"Have I tried to find a fellow Yid a job today?"

Let's all remember that aniyei ircha have the halachic status of aniyei ircha.


David said...

I really, really like the fact that the author of the letter stresses helping people find work. That is a huge kiddush haShem. Work is tremendously important, both for salary, and for creating the feeling of sufficiency.

Good thoughts, well over the fast, and g'mar hatima tova

Anonymous said...

I am very involved in helping poor families. Sometimes one has to sit down with them and tell them to get their act together. Should the community support a family where the wife does not want to work outside the home and the husband won't take a position of lesser status than the one he had before? Should they begin to practice birth control as they can't support the kids they have? Should the parents demand that the kids pay the families mortgage when the father sits home waiting? There are no simple answers but I am frustrated that I think that the public dole creates in some the need for the dole. If there was no money or food being given would the family refuse employment?
Just because someone was used to living in luxury means that we have to take money away from the people that have always lived in poverty? Birth control?

SephardiLady said...

Anonymous-I hear you and experience some of the same frustrations. In fact, I believe that halacha is that to receive a help a person must be helping themselves. I find it extremely frustrating trying to help someone get their financial boat together when they have an excuse why everything you suggest is not possible. OTOH, there are a lot of people just in over their heads who are trying to make changes.

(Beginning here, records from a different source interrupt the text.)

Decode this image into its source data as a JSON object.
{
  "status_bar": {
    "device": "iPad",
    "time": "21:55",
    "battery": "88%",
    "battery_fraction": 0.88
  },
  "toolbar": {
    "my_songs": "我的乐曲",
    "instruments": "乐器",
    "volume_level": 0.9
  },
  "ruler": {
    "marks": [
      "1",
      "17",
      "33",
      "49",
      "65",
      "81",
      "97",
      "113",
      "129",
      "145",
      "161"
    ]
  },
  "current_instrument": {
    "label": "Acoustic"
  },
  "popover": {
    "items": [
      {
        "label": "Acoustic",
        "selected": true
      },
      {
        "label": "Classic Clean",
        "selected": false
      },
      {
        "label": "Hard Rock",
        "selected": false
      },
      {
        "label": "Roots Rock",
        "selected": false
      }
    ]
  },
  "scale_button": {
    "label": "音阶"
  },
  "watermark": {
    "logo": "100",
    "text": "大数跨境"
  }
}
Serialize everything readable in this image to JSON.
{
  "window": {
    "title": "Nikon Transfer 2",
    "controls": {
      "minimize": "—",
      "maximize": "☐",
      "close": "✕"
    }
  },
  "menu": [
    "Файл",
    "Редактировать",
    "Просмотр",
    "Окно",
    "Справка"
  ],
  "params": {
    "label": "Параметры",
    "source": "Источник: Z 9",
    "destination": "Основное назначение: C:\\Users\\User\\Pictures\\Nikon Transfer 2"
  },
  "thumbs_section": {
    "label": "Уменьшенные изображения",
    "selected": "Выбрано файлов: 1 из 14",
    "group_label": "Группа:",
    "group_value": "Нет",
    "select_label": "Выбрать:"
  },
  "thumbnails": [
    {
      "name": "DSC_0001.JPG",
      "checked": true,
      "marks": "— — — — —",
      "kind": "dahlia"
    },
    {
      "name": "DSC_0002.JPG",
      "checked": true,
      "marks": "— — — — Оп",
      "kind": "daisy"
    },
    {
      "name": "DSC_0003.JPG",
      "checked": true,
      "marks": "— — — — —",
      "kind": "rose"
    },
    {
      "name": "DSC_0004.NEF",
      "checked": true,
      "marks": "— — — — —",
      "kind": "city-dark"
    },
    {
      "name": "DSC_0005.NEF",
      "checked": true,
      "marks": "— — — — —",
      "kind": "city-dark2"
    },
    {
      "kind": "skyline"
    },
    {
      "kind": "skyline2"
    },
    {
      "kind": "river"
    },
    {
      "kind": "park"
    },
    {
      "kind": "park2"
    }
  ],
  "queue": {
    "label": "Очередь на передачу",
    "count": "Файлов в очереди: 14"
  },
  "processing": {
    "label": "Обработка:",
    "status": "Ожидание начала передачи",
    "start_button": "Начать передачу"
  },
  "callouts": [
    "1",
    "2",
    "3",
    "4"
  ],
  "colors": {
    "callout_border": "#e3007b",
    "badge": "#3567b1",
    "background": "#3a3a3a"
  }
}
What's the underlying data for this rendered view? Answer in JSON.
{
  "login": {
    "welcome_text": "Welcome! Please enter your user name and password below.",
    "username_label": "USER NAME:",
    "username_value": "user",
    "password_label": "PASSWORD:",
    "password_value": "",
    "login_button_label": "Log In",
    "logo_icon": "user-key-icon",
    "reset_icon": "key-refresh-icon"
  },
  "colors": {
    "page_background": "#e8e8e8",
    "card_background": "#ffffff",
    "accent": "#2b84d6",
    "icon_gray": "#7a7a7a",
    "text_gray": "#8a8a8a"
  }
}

Like you said, there are no easy answers and you have been on the front lines.

Anonymous said...

There is no shortage of unemployment in America--why can't these people find jobs that allow them to eat? Seems a bit strange to me, unless they are disabled or something, but even then there are plenty of govt handouts. Perhaps they need to downsize their living standards.